Since the end of the Oct. 5-19 Synod of Bishops on the family, news outlets have portrayed the outcome as a "setback" or "loss" for Pope Francis – even a "rebuke" to him. Journalists have pointed to the absence, in the synod's final report, of an earlier version's strikingly conciliatory language toward people with ways of life contrary to Catholic teaching, including those in same-sex unions and other non-marital relationships. Commentators have also noted the relatively low support, as measured by bishops' votes on the final document's relevant sections, for continued discussion of whether to make it easier for divorced and civilly remarried Catholics to receive Communion.

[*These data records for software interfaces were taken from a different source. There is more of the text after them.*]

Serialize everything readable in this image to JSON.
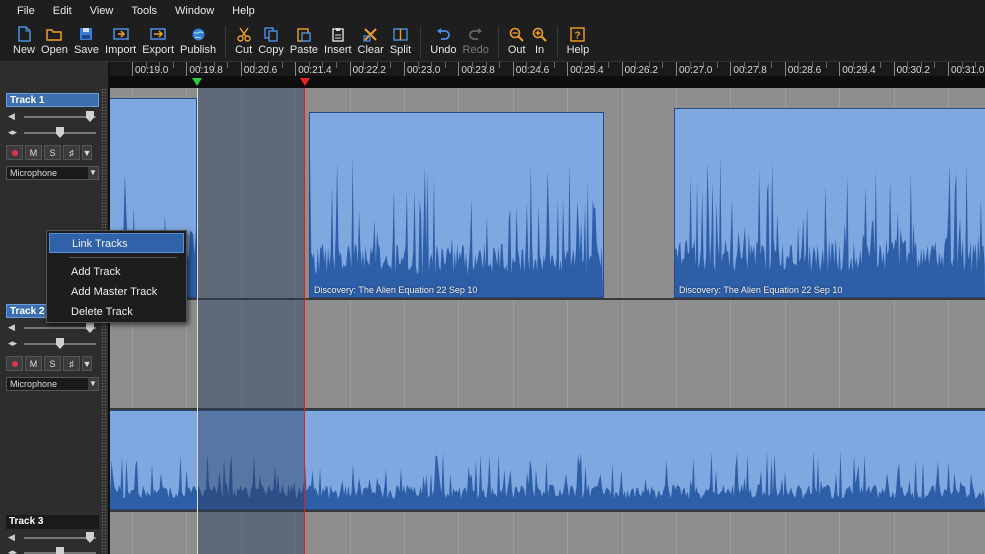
{
  "menu": [
    "File",
    "Edit",
    "View",
    "Tools",
    "Window",
    "Help"
  ],
  "toolbar": {
    "new": "New",
    "open": "Open",
    "save": "Save",
    "import": "Import",
    "export": "Export",
    "publish": "Publish",
    "cut": "Cut",
    "copy": "Copy",
    "paste": "Paste",
    "insert": "Insert",
    "clear": "Clear",
    "split": "Split",
    "undo": "Undo",
    "redo": "Redo",
    "zoom_out": "Out",
    "zoom_in": "In",
    "help": "Help"
  },
  "ruler": {
    "labels": [
      "00:19.0",
      "00:19.8",
      "00:20.6",
      "00:21.4",
      "00:22.2",
      "00:23.0",
      "00:23.8",
      "00:24.6",
      "00:25.4",
      "00:26.2",
      "00:27.0",
      "00:27.8",
      "00:28.6",
      "00:29.4",
      "00:30.2",
      "00:31.0"
    ]
  },
  "tracks": [
    {
      "name": "Track 1",
      "source": "Microphone",
      "selected": true
    },
    {
      "name": "Track 2",
      "source": "Microphone",
      "selected": true
    },
    {
      "name": "Track 3",
      "source": "",
      "selected": false
    }
  ],
  "track_buttons": {
    "mute": "M",
    "solo": "S",
    "fx": "♯",
    "more": "▼"
  },
  "clips": {
    "clip_label_1": "Discovery: The Alien Equation 22 Sep 10",
    "clip_label_2": "Discovery: The Alien Equation 22 Sep 10"
  },
  "context_menu": {
    "link_tracks": "Link Tracks",
    "add_track": "Add Track",
    "add_master_track": "Add Master Track",
    "delete_track": "Delete Track"
  },
  "colors": {
    "accent": "#2f62a8",
    "clip": "#7fa7e0",
    "wave": "#2d5ea8",
    "cursor": "#e02020",
    "play_marker": "#2ecc40"
  }
}
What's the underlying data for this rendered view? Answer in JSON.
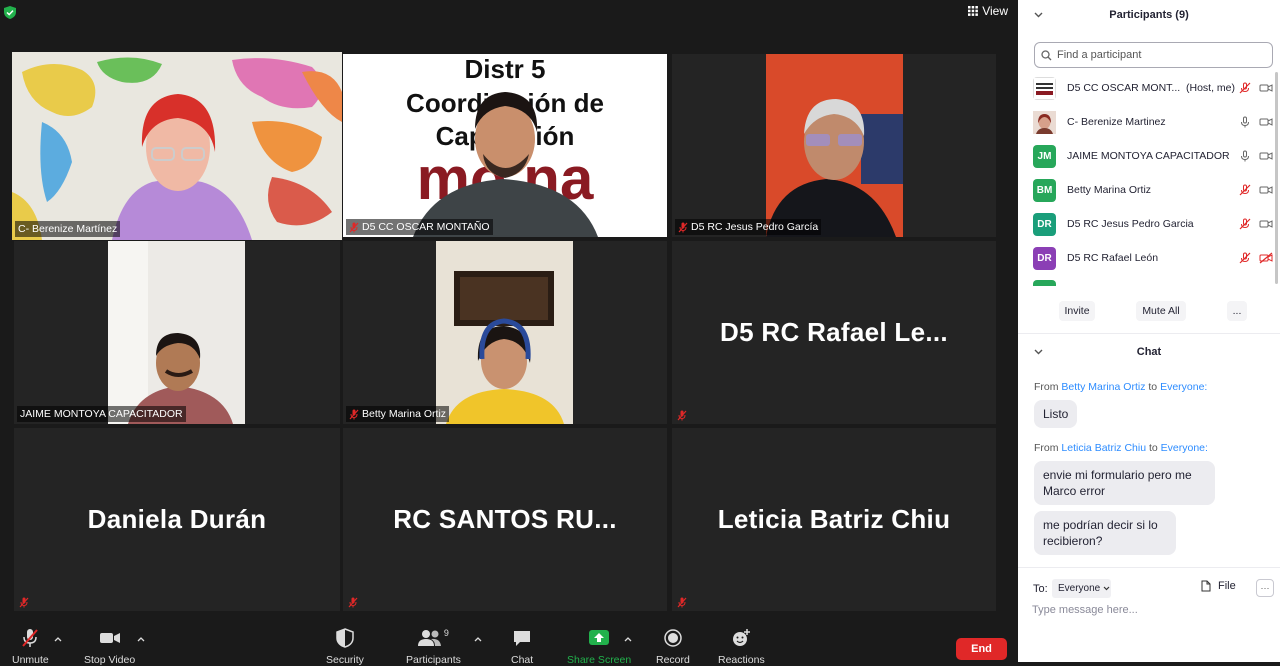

Someone dies. What do we say when we meet their relative, their friend, their family? Too painful, right? Maybe we will blurt out something inane or insensitive. Yet this is the very time the grieving person needs words and/or actions of comfort. Father Leo Hofmann is sensitive to what not to say when someone has died, such as "God only takes the good ones." Or if a child dies, one shouldn't tell the parents, "'Oh, you are young. You can have another.' That is the most unfortunate thing. It's not like a litter of puppies.
As disciples of Jesus, Catholics are stewards, not owners, of what God has entrusted to them. "In fact we are accountable to God for what we receive and how we used it to serve others," explains Carla Smiley, coordinator of planned giving for the Edmonton Archdiocese. At the end of our lives, "we are to give whatever gifts we received back to God with increase." One way to be a good steward is to leave money to charity in your will, says Smiley, noting that Catholic charities rely primarily on Catholics for funding.
The famous opening line of the Pastoral Constitution on the Church in the Modern World (Gaudium et Spes) is a stirring reminder of the Church's solidarity with the global society: "The joys and hopes, the grief and anguish of the people of our time, especially of those who are poor or afflicted, are the joys and hopes, the grief and anguish of the followers of Christ as well. Nothing that is genuinely human fails to find an echo in their hearts." The second sentence should not be surprising since the followers of Christ are themselves "genuinely human."